The last time I wrote about the iPad Air in October 2020, I explained how its fourth-generation model intrigued me again. A year and a half later, here I am, once again fascinated by the iPad Air, captivated by its hybrid nature caught between a base model iPad and the aspirations of an iPad Pro.
Here’s why: while the new iPad Air, which goes on sale this Friday starting at $599, doesn’t break any ground for the Air line, I believe it has reached its most balanced state yet.
The new iPad Air catches up with the iPad Pro and iPad mini in supporting 5G networking; it’s the final iPad in the lineup to get Center Stage; like the iPad Pro, it now comes with an M1 chip and the same 8 GB of RAM. The 2022 iPad Air refines what Apple started with the relaunch of this model in 2020 and achieves a balance of features, size, and price that makes it the ideal iPad for most people.
The iPad Air and the features it adds compared to its previous-gen model are, at this point, known quantities. The design, 10.9” display, and implementation of Touch ID are unchanged from the 2020 version; I covered Center Stage (we even built a custom app for it), the M1, and 5G in my 2021 iPad Pro review; the Magic Keyboard, Apple Pencil, and Smart Folio covers are the same ones we’ve been using for years.

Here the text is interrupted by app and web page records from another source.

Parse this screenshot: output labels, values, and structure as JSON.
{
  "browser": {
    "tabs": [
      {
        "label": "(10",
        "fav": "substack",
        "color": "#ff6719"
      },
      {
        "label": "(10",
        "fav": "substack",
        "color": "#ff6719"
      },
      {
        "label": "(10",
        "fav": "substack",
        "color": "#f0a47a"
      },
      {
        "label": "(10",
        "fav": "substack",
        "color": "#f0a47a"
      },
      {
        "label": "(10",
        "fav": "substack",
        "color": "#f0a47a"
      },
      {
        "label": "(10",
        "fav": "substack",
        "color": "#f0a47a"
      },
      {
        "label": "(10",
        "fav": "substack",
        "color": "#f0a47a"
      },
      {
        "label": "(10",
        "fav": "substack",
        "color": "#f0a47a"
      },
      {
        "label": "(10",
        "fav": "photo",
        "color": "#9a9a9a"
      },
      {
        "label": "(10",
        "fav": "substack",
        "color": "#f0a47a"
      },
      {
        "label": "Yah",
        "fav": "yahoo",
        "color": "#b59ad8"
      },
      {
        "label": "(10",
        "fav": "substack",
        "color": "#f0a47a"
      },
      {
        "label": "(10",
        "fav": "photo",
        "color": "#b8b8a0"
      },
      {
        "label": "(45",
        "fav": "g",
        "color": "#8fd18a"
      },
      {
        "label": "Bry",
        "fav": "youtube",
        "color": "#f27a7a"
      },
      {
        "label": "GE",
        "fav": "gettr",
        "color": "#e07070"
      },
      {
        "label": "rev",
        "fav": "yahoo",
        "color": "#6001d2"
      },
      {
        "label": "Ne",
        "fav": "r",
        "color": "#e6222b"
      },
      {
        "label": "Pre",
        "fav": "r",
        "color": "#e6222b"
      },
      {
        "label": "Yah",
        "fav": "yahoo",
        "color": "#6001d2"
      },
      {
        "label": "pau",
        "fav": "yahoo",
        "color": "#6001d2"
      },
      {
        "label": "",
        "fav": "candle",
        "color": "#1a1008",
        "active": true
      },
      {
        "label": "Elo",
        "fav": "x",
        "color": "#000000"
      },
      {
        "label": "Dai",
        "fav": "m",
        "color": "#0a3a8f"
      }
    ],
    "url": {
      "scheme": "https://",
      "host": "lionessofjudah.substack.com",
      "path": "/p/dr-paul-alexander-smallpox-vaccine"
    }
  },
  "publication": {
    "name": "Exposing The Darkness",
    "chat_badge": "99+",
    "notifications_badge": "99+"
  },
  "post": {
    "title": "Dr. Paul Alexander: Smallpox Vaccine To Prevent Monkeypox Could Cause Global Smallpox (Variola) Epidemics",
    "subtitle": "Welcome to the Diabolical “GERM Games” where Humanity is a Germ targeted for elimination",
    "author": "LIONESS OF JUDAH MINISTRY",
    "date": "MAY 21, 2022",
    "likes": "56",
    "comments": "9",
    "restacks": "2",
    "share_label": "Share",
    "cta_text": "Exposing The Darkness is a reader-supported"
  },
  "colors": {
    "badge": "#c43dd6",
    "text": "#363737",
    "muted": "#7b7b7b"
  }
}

The same is true regarding how I see Apple’s pitch for the iPad Air as a product: it’s a distillation of the most essential traits of the Pro line, made accessible to more customers at a lower price point. I wrote this in 2020, and it still applies to the new iPad Air:
While the 10.9” Air won’t replace the 12.9” iPad Pro as my primary machine, I’ve been impressed by this iPad for a different reason: the iPad Air democratizes the notion of “pro iPad”, bringing key features of iPad Pro to more customers, while at the same time looking ahead toward the future of iPad with hardware not seen on the current iPad Pro lineup. The iPad Air sits at the intersection of old iPad Pro features trickling down to the rest of the iPad line and new ones appearing on this model first.

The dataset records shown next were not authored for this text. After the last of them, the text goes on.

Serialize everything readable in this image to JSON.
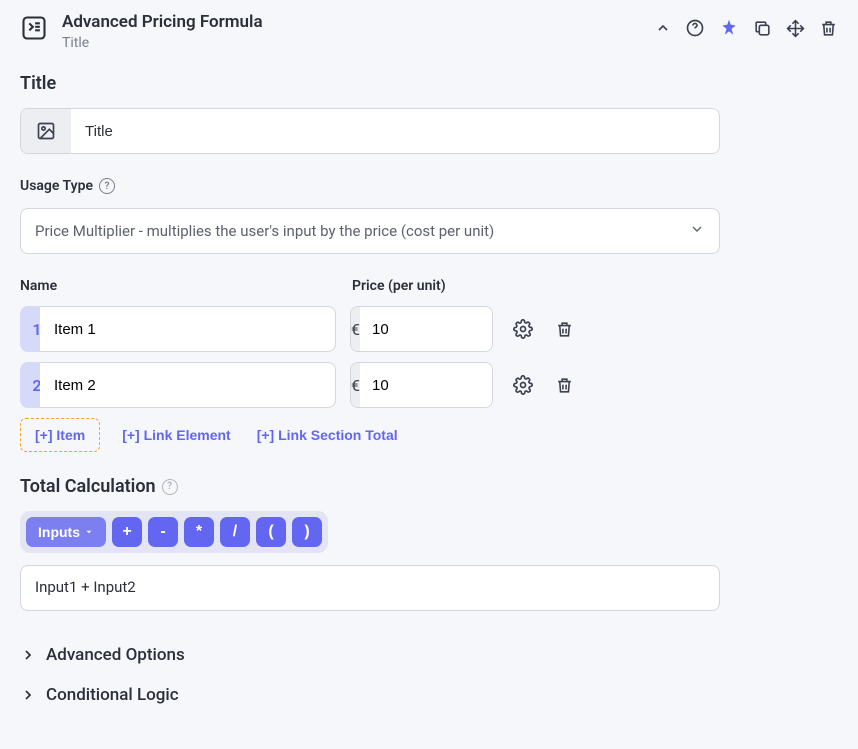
{
  "header": {
    "title": "Advanced Pricing Formula",
    "subtitle": "Title"
  },
  "title_section": {
    "label": "Title",
    "value": "Title"
  },
  "usage_type": {
    "label": "Usage Type",
    "selected": "Price Multiplier - multiplies the user's input by the price (cost per unit)"
  },
  "items": {
    "name_label": "Name",
    "price_label": "Price (per unit)",
    "currency": "€",
    "rows": [
      {
        "num": "1",
        "name": "Item 1",
        "price": "10"
      },
      {
        "num": "2",
        "name": "Item 2",
        "price": "10"
      }
    ],
    "add_item": "[+] Item",
    "link_element": "[+] Link Element",
    "link_section_total": "[+] Link Section Total"
  },
  "calc": {
    "label": "Total Calculation",
    "inputs_btn": "Inputs",
    "ops": {
      "plus": "+",
      "minus": "-",
      "mult": "*",
      "div": "/",
      "lpar": "(",
      "rpar": ")"
    },
    "formula": "Input1 + Input2"
  },
  "accordion": {
    "advanced": "Advanced Options",
    "conditional": "Conditional Logic"
  }
}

If the “new” features of the iPad Air aren’t new at all and if the strategy behind this product hasn’t changed since 2020, I could reasonably wrap up this story here, right?

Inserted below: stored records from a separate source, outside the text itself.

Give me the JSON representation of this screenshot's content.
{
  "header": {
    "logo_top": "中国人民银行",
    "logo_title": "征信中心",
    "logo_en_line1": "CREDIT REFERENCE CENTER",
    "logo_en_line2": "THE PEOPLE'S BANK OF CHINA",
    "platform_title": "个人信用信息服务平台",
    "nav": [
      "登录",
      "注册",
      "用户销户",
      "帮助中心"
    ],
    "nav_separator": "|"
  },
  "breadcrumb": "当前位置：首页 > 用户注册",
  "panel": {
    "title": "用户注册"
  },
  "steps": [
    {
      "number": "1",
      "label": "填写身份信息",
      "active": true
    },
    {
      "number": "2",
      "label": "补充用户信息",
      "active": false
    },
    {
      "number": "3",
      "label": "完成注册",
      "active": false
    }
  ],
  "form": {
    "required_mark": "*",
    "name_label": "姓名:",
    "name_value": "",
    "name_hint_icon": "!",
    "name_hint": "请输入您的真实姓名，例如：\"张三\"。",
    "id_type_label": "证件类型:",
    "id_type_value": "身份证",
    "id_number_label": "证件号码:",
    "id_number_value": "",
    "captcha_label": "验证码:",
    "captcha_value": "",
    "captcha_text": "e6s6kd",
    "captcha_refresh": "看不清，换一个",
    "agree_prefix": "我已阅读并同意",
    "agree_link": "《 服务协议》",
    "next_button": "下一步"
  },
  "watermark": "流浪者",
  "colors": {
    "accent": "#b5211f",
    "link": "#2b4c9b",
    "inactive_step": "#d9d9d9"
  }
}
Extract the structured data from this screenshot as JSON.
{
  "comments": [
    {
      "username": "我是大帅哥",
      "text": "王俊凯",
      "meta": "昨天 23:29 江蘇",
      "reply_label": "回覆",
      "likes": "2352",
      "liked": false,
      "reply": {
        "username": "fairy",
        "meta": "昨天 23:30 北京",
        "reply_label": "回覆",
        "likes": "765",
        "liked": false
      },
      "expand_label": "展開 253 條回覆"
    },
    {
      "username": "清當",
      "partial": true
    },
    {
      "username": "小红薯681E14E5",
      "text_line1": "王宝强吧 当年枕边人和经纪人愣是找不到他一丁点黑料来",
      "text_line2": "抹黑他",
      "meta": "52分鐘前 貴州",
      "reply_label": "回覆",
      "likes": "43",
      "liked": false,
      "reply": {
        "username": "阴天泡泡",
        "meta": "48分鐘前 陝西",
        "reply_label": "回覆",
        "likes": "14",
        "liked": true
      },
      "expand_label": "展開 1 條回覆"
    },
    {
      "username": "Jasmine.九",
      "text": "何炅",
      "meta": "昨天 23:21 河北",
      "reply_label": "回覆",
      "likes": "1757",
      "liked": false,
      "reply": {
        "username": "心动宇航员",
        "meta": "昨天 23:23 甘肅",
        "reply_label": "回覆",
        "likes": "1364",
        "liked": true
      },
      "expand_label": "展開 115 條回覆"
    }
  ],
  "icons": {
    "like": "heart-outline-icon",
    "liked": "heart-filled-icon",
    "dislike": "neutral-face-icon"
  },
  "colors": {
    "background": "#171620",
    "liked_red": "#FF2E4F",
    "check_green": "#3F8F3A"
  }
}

Well, not quite. Something happened recently that allowed me to evaluate the new iPad Air from a fresh perspective: Silvia started using my iPad mini and fell in love with it. So when I received a review unit of the new iPad Air from Apple last week, I asked myself: could I use the iPad Air as my secondary iPad, replacing the iPad mini for reading, chatting on Twitter and Discord, and watching YouTube videos, plus doing the occasional note-taking and having a small extra monitor for Universal Control?
I had been feeling like the iPad mini was a bit too small for my hands anyway (hence why I was okay with Silvia taking it); perhaps the new iPad Air could be a good opportunity to reassess its capabilities as a general-purpose tablet for people who want just one iPad in their lives as well as folks who, like me, work on a 12.9” iPad Pro but also want to complement it with a smaller, more focused iPad.
So that’s the experiment I’ve been running for the past six days. Let’s see how it went.